Why "Whip It" when there are thousands of other films at TIFF we could see probably many of them that need the love?
Morbid curiosity got the better of us? Something like that. We'll admit, the trailers looked a lot better than we expected and the cast, which includes folks like Kristen Wiig, Drew Barrymore, Juliette Lewis, Jimmy Fallon and Daniel Stern, is fairly intriguing. Still part of us did feel guilty that we weren't watching a Claire Denis movie. Anywhoo...
The directorial debut of actress Drew Barrymore, the roller-derby-dramedy centers on Bliss Cavendar — played by Ellen Page in her first post-"Juno" role — a typical small-town Texan teenager who is an aspiring tomboy and comically misunderstood by her parents and made to compete in beauty pageants by her faded debutante mom (Marcia Gay Harden). It also has apparently 75 pop song crammed into it so that sort of drew our curiosity as well.
Ultimately sweet, charming and cute as one would at least hope and expect from this type of picture, "Whip It," sure as hell took its time to get there. The first hour of set up for Ellen Page's character's small-town Texas life was inert and almost comatose. If there was ever a come-from-behind victory for a film at TIFF this year, this coming-of-age family acceptance dramedy would be it, but it almost arrived too late.
The first half is so curiously uninvolving it felt like a picture only a 13-year-old girl could love, but it does rally in the third quarter to become an endearing and sweet tale of familial understanding. But it's the sports comedy and opening parts of the film that are strikingly dull and threaten to derail the picture. Most of the humor is simply unfunny, cutsey and barely chuckle-worthy, but as the picture progresses, the tone and pace finally seem to coalesce. And Barrymore's assuredness seems to shine in the last half, but its lazy, aimless beginning was worrisome (we really wanted to walk out early on).
It's only until the budding giddy romance between Ellen Page's Bliss Cavendar and Landon Pigg's Oliver the indie rocker starts to bloom did we begin to feel a few butterflies and therefore an emotion that wasn't simply tedium.
The teen coming of age serio-comic tale starts off predictably and blandly, Ellen Page's small town Texas life is enervating and soul-crushing thanks to her domineering mother's obsession with beauty pageant excellence. Her father (an eventually excellent Daniel Stern when he'd given something to do) is well-meaning, but too turtle-shell timid to rock the boat and defy mom (a one-note Marcia Gay Harden who eventually becomes a imperfect mom, warts and all human when the underwritten character finally gets a chance to shine).
Page and her best friend ("Arrested Development" actress Alia Shawkat) kill time at a shitty diner until the the hip Oasis of Austin is discovered and a purpose exposes itself; a life in the all-girl roller derby world which unveils a cast of kooky female characters who offer some comic relief (A goofy Drew Barrymore), player hatin' villains (Juliette Lewis), soulful wise moms (Kirsten Wiig) and underwritten stand-ins (rapper Eve and 'Nick & Norah' player Ari Graynor, Zoe Bell).
While the girl-empowering cliches are somewhat evident, they're nowhere near as obnoxious as they could have been and eventually when the story and characters settle in, the movie finds its groove.

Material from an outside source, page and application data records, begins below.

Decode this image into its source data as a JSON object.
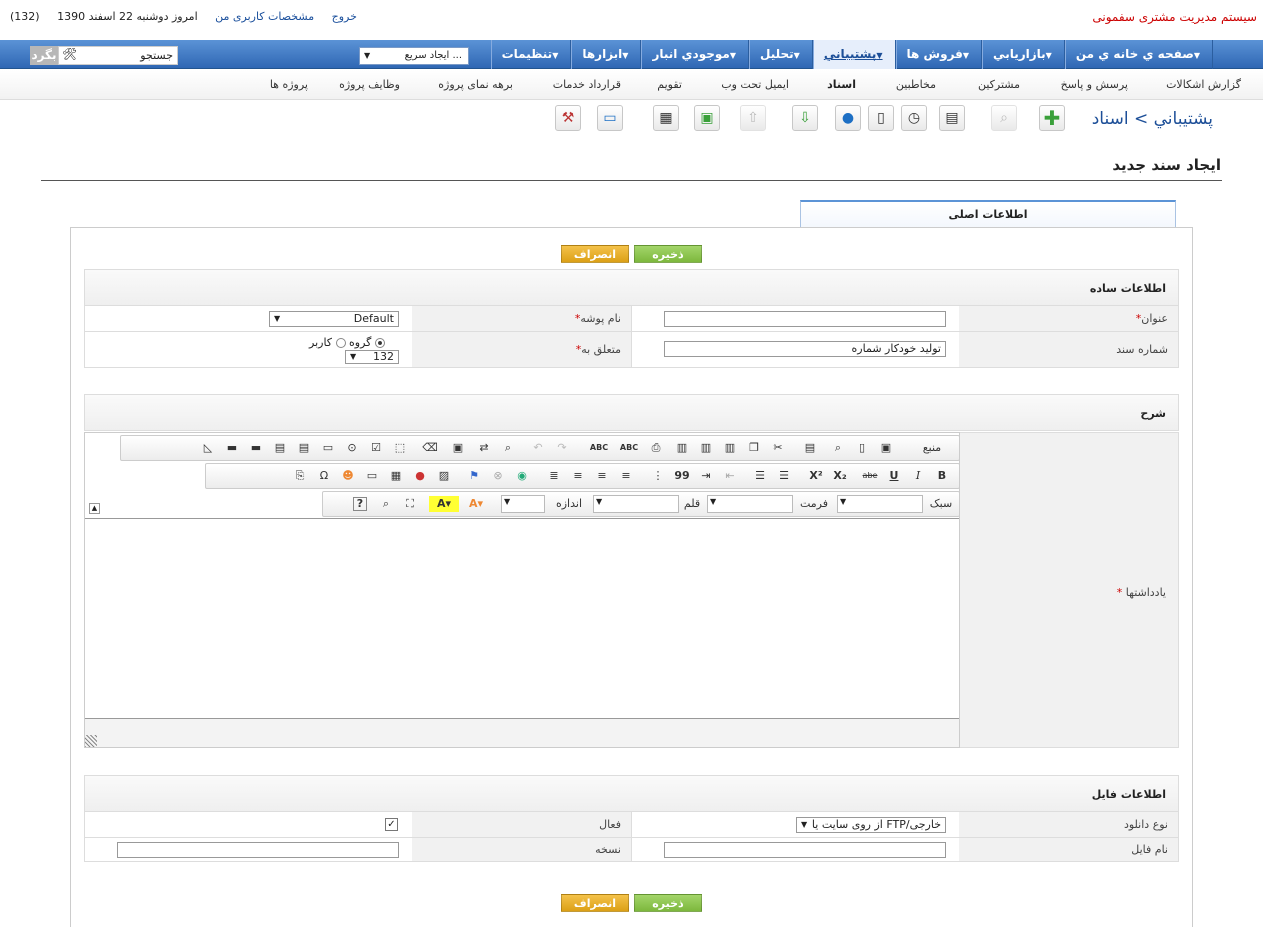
{
  "header": {
    "app_name": "سیستم مدیریت مشتری سفمونی",
    "date_text": "امروز دوشنبه 22 اسفند 1390",
    "profile_link": "مشخصات کاربری من",
    "logout_link": "خروج",
    "badge_count": "(132)"
  },
  "main_nav": {
    "items": [
      {
        "label": "صفحه ي خانه ي من",
        "dropdown": true
      },
      {
        "label": "بازاريابي",
        "dropdown": true
      },
      {
        "label": "فروش ها",
        "dropdown": true
      },
      {
        "label": "پشتيباني",
        "dropdown": true,
        "active": true
      },
      {
        "label": "تحليل",
        "dropdown": true
      },
      {
        "label": "موجودي انبار",
        "dropdown": true
      },
      {
        "label": "ابزارها",
        "dropdown": true
      },
      {
        "label": "تنظیمات",
        "dropdown": true
      }
    ],
    "quick_create": "ایجاد سریع ...",
    "search_value": "جستجو",
    "search_button": "بگرد"
  },
  "sub_nav": {
    "items": [
      "گزارش اشکالات",
      "پرسش و پاسخ",
      "مشترکین",
      "مخاطبين",
      "اسناد",
      "ایمیل تحت وب",
      "تقویم",
      "قرارداد خدمات",
      "برهه نمای پروژه",
      "وظایف پروژه",
      "پروژه ها"
    ],
    "current": "اسناد"
  },
  "breadcrumb": {
    "parent": "پشتيباني",
    "separator": ">",
    "current": "اسناد"
  },
  "toolbar_icons": [
    "add-icon",
    "search-icon",
    "calendar-icon",
    "clock-icon",
    "calculator-icon",
    "chat-icon",
    "import-icon",
    "export-icon",
    "add-file-icon",
    "preview-icon",
    "monitor-icon",
    "settings-icon"
  ],
  "page": {
    "title": "ایجاد سند جدید",
    "tab": "اطلاعات اصلی"
  },
  "buttons": {
    "save": "ذخیره",
    "cancel": "انصراف"
  },
  "basic_info": {
    "title": "اطلاعات ساده",
    "title_label": "عنوان",
    "title_value": "",
    "folder_label": "نام پوشه",
    "folder_value": "Default",
    "docnum_label": "شماره سند",
    "docnum_value": "تولید خودکار شماره",
    "assigned_label": "متعلق به",
    "assign_user": "کاربر",
    "assign_group": "گروه",
    "assign_value": "132"
  },
  "description": {
    "title": "شرح",
    "notes_label": "یادداشتها",
    "style_label": "سبک",
    "format_label": "فرمت",
    "font_label": "قلم",
    "size_label": "اندازه",
    "source_label": "منبع",
    "abc_label": "ABC",
    "x2_label": "X²",
    "x_sub_label": "X₂",
    "abe_label": "abe",
    "u_label": "U",
    "i_label": "I",
    "b_label": "B",
    "quote_label": "99",
    "help_label": "?"
  },
  "file_info": {
    "title": "اطلاعات فایل",
    "download_type_label": "نوع دانلود",
    "download_type_value": "از روی سایت یا FTP/خارجی",
    "active_label": "فعال",
    "active_checked": true,
    "filename_label": "نام فایل",
    "version_label": "نسخه"
  },
  "colors": {
    "nav_blue": "#2f67b4",
    "brand_red": "#cc0000",
    "save_green": "#7db83d",
    "cancel_orange": "#dca016"
  }
}
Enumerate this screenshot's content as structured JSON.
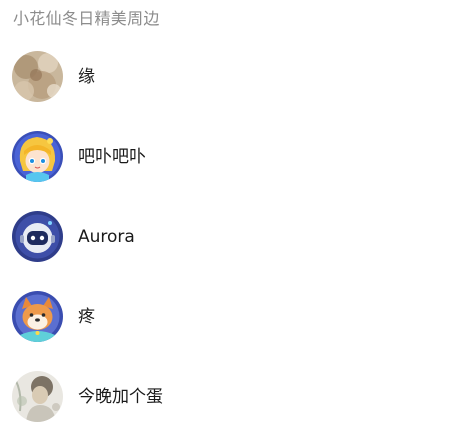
{
  "header": {
    "title": "小花仙冬日精美周边"
  },
  "users": [
    {
      "name": "缘",
      "avatar": "photo-avatar-beige"
    },
    {
      "name": "吧卟吧卟",
      "avatar": "anime-girl-avatar"
    },
    {
      "name": "Aurora",
      "avatar": "robot-avatar"
    },
    {
      "name": "疼",
      "avatar": "shiba-dog-avatar"
    },
    {
      "name": "今晚加个蛋",
      "avatar": "photo-avatar-sketch"
    }
  ]
}
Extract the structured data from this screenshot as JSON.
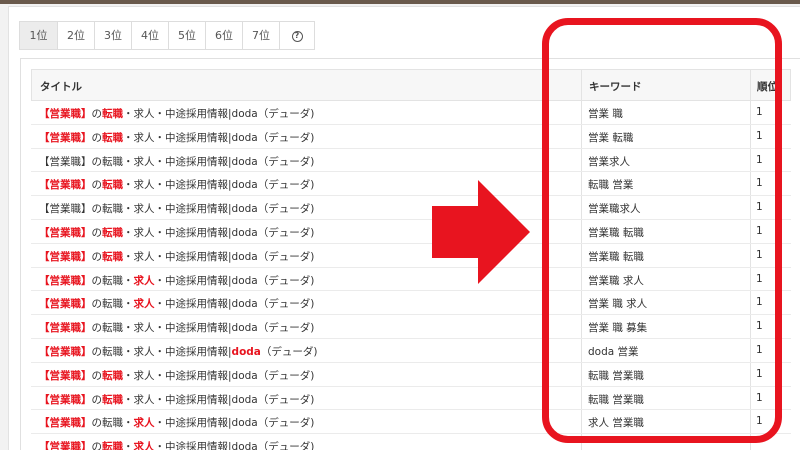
{
  "tabs": [
    {
      "label": "1位",
      "active": true
    },
    {
      "label": "2位",
      "active": false
    },
    {
      "label": "3位",
      "active": false
    },
    {
      "label": "4位",
      "active": false
    },
    {
      "label": "5位",
      "active": false
    },
    {
      "label": "6位",
      "active": false
    },
    {
      "label": "7位",
      "active": false
    }
  ],
  "help_label": "?",
  "columns": {
    "title": "タイトル",
    "keyword": "キーワード",
    "rank": "順位"
  },
  "highlight_color": "#e8141f",
  "rows": [
    {
      "title": [
        {
          "t": "【",
          "h": true
        },
        {
          "t": "営業職",
          "h": true
        },
        {
          "t": "】",
          "h": true
        },
        {
          "t": "の",
          "h": false
        },
        {
          "t": "転職",
          "h": true
        },
        {
          "t": "・求人・中途採用情報|doda（デューダ)",
          "h": false
        }
      ],
      "keyword": "営業 職",
      "rank": "1"
    },
    {
      "title": [
        {
          "t": "【",
          "h": true
        },
        {
          "t": "営業職",
          "h": true
        },
        {
          "t": "】",
          "h": true
        },
        {
          "t": "の",
          "h": false
        },
        {
          "t": "転職",
          "h": true
        },
        {
          "t": "・求人・中途採用情報|doda（デューダ)",
          "h": false
        }
      ],
      "keyword": "営業 転職",
      "rank": "1"
    },
    {
      "title": [
        {
          "t": "【営業職】の転職・求人・中途採用情報|doda（デューダ)",
          "h": false
        }
      ],
      "keyword": "営業求人",
      "rank": "1"
    },
    {
      "title": [
        {
          "t": "【",
          "h": true
        },
        {
          "t": "営業職",
          "h": true
        },
        {
          "t": "】",
          "h": true
        },
        {
          "t": "の",
          "h": false
        },
        {
          "t": "転職",
          "h": true
        },
        {
          "t": "・求人・中途採用情報|doda（デューダ)",
          "h": false
        }
      ],
      "keyword": "転職 営業",
      "rank": "1"
    },
    {
      "title": [
        {
          "t": "【営業職】の転職・求人・中途採用情報|doda（デューダ)",
          "h": false
        }
      ],
      "keyword": "営業職求人",
      "rank": "1"
    },
    {
      "title": [
        {
          "t": "【",
          "h": true
        },
        {
          "t": "営業職",
          "h": true
        },
        {
          "t": "】",
          "h": true
        },
        {
          "t": "の",
          "h": false
        },
        {
          "t": "転職",
          "h": true
        },
        {
          "t": "・求人・中途採用情報|doda（デューダ)",
          "h": false
        }
      ],
      "keyword": "営業職 転職",
      "rank": "1"
    },
    {
      "title": [
        {
          "t": "【",
          "h": true
        },
        {
          "t": "営業職",
          "h": true
        },
        {
          "t": "】",
          "h": true
        },
        {
          "t": "の",
          "h": false
        },
        {
          "t": "転職",
          "h": true
        },
        {
          "t": "・求人・中途採用情報|doda（デューダ)",
          "h": false
        }
      ],
      "keyword": "営業職 転職",
      "rank": "1"
    },
    {
      "title": [
        {
          "t": "【",
          "h": true
        },
        {
          "t": "営業職",
          "h": true
        },
        {
          "t": "】",
          "h": true
        },
        {
          "t": "の転職・",
          "h": false
        },
        {
          "t": "求人",
          "h": true
        },
        {
          "t": "・中途採用情報|doda（デューダ)",
          "h": false
        }
      ],
      "keyword": "営業職 求人",
      "rank": "1"
    },
    {
      "title": [
        {
          "t": "【",
          "h": true
        },
        {
          "t": "営業職",
          "h": true
        },
        {
          "t": "】",
          "h": true
        },
        {
          "t": "の転職・",
          "h": false
        },
        {
          "t": "求人",
          "h": true
        },
        {
          "t": "・中途採用情報|doda（デューダ)",
          "h": false
        }
      ],
      "keyword": "営業 職 求人",
      "rank": "1"
    },
    {
      "title": [
        {
          "t": "【",
          "h": true
        },
        {
          "t": "営業職",
          "h": true
        },
        {
          "t": "】",
          "h": true
        },
        {
          "t": "の転職・求人・中途採用情報|doda（デューダ)",
          "h": false
        }
      ],
      "keyword": "営業 職 募集",
      "rank": "1"
    },
    {
      "title": [
        {
          "t": "【",
          "h": true
        },
        {
          "t": "営業職",
          "h": true
        },
        {
          "t": "】",
          "h": true
        },
        {
          "t": "の転職・求人・中途採用情報|",
          "h": false
        },
        {
          "t": "doda",
          "h": true
        },
        {
          "t": "（デューダ)",
          "h": false
        }
      ],
      "keyword": "doda 営業",
      "rank": "1"
    },
    {
      "title": [
        {
          "t": "【",
          "h": true
        },
        {
          "t": "営業職",
          "h": true
        },
        {
          "t": "】",
          "h": true
        },
        {
          "t": "の",
          "h": false
        },
        {
          "t": "転職",
          "h": true
        },
        {
          "t": "・求人・中途採用情報|doda（デューダ)",
          "h": false
        }
      ],
      "keyword": "転職 営業職",
      "rank": "1"
    },
    {
      "title": [
        {
          "t": "【",
          "h": true
        },
        {
          "t": "営業職",
          "h": true
        },
        {
          "t": "】",
          "h": true
        },
        {
          "t": "の",
          "h": false
        },
        {
          "t": "転職",
          "h": true
        },
        {
          "t": "・求人・中途採用情報|doda（デューダ)",
          "h": false
        }
      ],
      "keyword": "転職 営業職",
      "rank": "1"
    },
    {
      "title": [
        {
          "t": "【",
          "h": true
        },
        {
          "t": "営業職",
          "h": true
        },
        {
          "t": "】",
          "h": true
        },
        {
          "t": "の転職・",
          "h": false
        },
        {
          "t": "求人",
          "h": true
        },
        {
          "t": "・中途採用情報|doda（デューダ)",
          "h": false
        }
      ],
      "keyword": "求人 営業職",
      "rank": "1"
    },
    {
      "title": [
        {
          "t": "【",
          "h": true
        },
        {
          "t": "営業職",
          "h": true
        },
        {
          "t": "】",
          "h": true
        },
        {
          "t": "の",
          "h": false
        },
        {
          "t": "転職",
          "h": true
        },
        {
          "t": "・",
          "h": false
        },
        {
          "t": "求人",
          "h": true
        },
        {
          "t": "・中途採用情報|doda（デューダ)",
          "h": false
        }
      ],
      "keyword": "",
      "rank": ""
    }
  ]
}
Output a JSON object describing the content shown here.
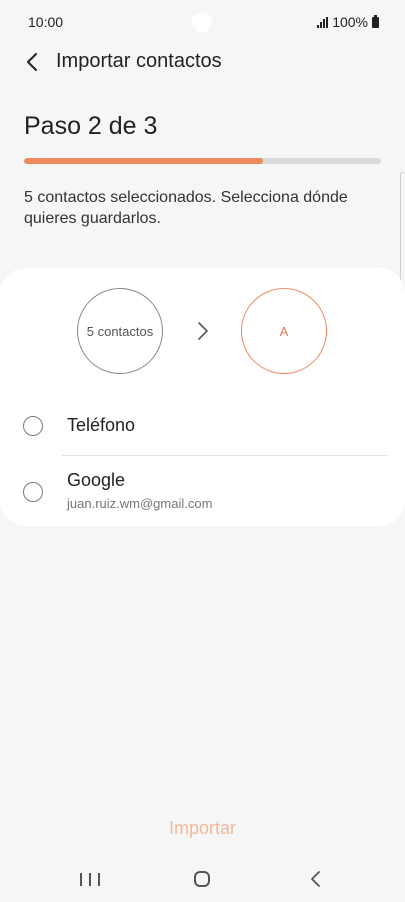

While the action/sports part of the story really does nothing but move the story forward and deliver mostly hokey laughs (the team coach, Andrew Wilson provides cornball humor, but the best per-genuine-laugh average — with better writing he'd be one of the film's better stand outs, but as it is he does an admirably serviceable job). However, as much as the sports-story is listless (unless you really care about roller derby), Barrymore proves herself to be very capable directing some seamless and complicated camera/sports action and its nice to see her having her done her homework.
While "Whip It," is slathered with contemporary music, it surprisingly does a first-rate job of not overselling it, with good songs used subtly and tastefully (American Analog Set) and savoring big pop music moments (MGMT, Radiohead) for special, key occasions.
When "Whip It," feels destined for average sports/ feel-good movie status (see a mix of Richard Linklater's "School Of Rock," and "Bad News Bears,") it starts to take on some sweetness and emotional weight in the last half, taking on some Jason Reitman-like contemporary dramedy tones and they come not a second too late.
After all the sports victory-come-from-behind-rag-tag team cheerfulness, laughs and cliches are exhausted, what "Whip It," reveals itself to be is a modest little family dramedy about independence of voice, spirit and self and while they don't take on epic proportions, its nice to see the little picture cross the finish line with pride and spunky resilience.
What begins as a film that feels like only a tweener or easily satisfied popcorn munchers would swallow becomes an endearing and scrappy little gender-neutral tale about forging your path or as Fleetwood Mac would say: you can go your own way. [B]